▸ **What is being asked**:
Please retype the data in full, exactly as given.
Source data START
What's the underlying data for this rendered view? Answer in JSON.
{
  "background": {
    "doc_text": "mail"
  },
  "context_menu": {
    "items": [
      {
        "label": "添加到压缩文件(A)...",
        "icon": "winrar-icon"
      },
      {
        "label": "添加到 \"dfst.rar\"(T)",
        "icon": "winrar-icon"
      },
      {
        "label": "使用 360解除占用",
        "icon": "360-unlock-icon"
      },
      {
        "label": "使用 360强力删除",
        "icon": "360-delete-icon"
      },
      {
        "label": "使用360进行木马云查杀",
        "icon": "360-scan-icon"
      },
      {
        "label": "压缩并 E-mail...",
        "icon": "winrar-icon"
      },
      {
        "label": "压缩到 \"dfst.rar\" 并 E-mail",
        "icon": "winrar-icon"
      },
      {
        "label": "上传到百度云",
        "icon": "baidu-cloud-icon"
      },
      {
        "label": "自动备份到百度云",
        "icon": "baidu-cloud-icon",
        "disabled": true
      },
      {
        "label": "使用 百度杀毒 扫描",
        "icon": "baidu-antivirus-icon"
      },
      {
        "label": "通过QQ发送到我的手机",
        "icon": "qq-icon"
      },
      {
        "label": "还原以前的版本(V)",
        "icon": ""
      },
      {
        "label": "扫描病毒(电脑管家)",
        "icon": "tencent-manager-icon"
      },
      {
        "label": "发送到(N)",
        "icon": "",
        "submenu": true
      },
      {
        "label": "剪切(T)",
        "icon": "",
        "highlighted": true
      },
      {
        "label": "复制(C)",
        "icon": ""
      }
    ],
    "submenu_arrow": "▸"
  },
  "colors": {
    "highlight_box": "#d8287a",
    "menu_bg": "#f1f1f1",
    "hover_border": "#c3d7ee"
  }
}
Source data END
▸ **Finished task**:
What's the underlying data for this rendered view? Answer in JSON.
{
  "background": {
    "doc_text": "mail"
  },
  "context_menu": {
    "items": [
      {
        "label": "添加到压缩文件(A)...",
        "icon": "winrar-icon"
      },
      {
        "label": "添加到 \"dfst.rar\"(T)",
        "icon": "winrar-icon"
      },
      {
        "label": "使用 360解除占用",
        "icon": "360-unlock-icon"
      },
      {
        "label": "使用 360强力删除",
        "icon": "360-delete-icon"
      },
      {
        "label": "使用360进行木马云查杀",
        "icon": "360-scan-icon"
      },
      {
        "label": "压缩并 E-mail...",
        "icon": "winrar-icon"
      },
      {
        "label": "压缩到 \"dfst.rar\" 并 E-mail",
        "icon": "winrar-icon"
      },
      {
        "label": "上传到百度云",
        "icon": "baidu-cloud-icon"
      },
      {
        "label": "自动备份到百度云",
        "icon": "baidu-cloud-icon",
        "disabled": true
      },
      {
        "label": "使用 百度杀毒 扫描",
        "icon": "baidu-antivirus-icon"
      },
      {
        "label": "通过QQ发送到我的手机",
        "icon": "qq-icon"
      },
      {
        "label": "还原以前的版本(V)",
        "icon": ""
      },
      {
        "label": "扫描病毒(电脑管家)",
        "icon": "tencent-manager-icon"
      },
      {
        "label": "发送到(N)",
        "icon": "",
        "submenu": true
      },
      {
        "label": "剪切(T)",
        "icon": "",
        "highlighted": true
      },
      {
        "label": "复制(C)",
        "icon": ""
      }
    ],
    "submenu_arrow": "▸"
  },
  "colors": {
    "highlight_box": "#d8287a",
    "menu_bg": "#f1f1f1",
    "hover_border": "#c3d7ee"
  }
}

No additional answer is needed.